Kathmandu, June 28
The Securities Board of Nepal (SEBON) is gearing up to keep an eye on big investors of the capital market. The securities market regulator is making necessary preparations to issue a circular to brokerage firms to submit details of investors, who carry out daily transactions of over Rs five million.
After the enforcement of the Anti-Money Laundering Act in the country, the brokerage firms are required to notify the securities market regulator regarding transactions of above Rs one million. However, as per the existing regulations, the brokerage firms need to submit only the names of the investors to SEBON.
Once the new rules are enforced, the brokerage firms will be required to give all relevant details of the investors as well.
The daily turnover in the capital market has been exceeding Rs one billion in recent days. In this context, there are both up- and downsides to the proactive role that the securities market regulator plans to undertake in the near future.

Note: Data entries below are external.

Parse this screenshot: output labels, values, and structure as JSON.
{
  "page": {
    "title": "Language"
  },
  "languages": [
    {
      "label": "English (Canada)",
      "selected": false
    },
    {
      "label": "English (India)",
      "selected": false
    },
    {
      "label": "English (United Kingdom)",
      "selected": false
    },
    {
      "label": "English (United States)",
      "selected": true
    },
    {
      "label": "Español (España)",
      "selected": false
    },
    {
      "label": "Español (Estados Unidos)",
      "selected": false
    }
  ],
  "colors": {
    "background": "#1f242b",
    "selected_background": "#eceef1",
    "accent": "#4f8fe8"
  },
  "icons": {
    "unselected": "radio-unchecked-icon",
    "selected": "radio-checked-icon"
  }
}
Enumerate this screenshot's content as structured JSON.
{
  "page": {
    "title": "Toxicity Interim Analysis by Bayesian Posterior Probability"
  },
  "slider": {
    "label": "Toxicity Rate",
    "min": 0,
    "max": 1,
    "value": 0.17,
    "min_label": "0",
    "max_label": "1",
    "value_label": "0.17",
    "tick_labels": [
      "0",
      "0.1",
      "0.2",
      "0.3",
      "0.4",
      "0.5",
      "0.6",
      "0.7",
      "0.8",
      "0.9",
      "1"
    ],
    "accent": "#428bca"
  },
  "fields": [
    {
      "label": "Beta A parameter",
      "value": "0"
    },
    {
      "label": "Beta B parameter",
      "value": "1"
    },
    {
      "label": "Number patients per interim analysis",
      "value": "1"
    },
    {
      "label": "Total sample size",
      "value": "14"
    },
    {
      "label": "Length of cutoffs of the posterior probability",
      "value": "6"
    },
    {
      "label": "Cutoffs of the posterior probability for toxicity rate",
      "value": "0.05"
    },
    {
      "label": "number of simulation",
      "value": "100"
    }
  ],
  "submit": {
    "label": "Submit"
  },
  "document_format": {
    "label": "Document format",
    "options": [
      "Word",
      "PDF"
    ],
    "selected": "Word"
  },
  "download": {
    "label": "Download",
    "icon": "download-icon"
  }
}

On the positive side, it would ensure sound growth of the capital market by discouraging illicit flow of funds. On the flip side, SEBON’s move could discourage investors from investing huge amounts of money in the country’s only secondary market.
SEBON has said that its move is not aimed at discouraging genuine investors. “Those who are genuine investors need not worry about the risks emanating from SEBON’s move,” a high level official at SEBON told The Himalayan Times.
“We plan to initiate this measure only to control the chances of illicit capital flow in the country’s only trading bourse.”
KATHMANDU: The secondary market set a fresh record on Tuesday, with the Nepal Stock Exchange (Nepse) index surging by 0.66 per cent or 11.35 points to rest at 1,724.19 points. The sensitive index, which gauges the performance of class ‘A’ stocks, rose by 0.7 per cent to close at 373.05 points. Similarly, the float index that measures the performance of shares actually traded also gained 0.76 per cent to 125.53 points. All the subgroups witnessed gains, with the country’s sole secondary market recording a turnover of Rs 1.84 billion with 4.94 million shares of 136 companies changing hands through 7,560 transactions.
A version of this article appears in print on June 29, 2016 of The Himalayan Times.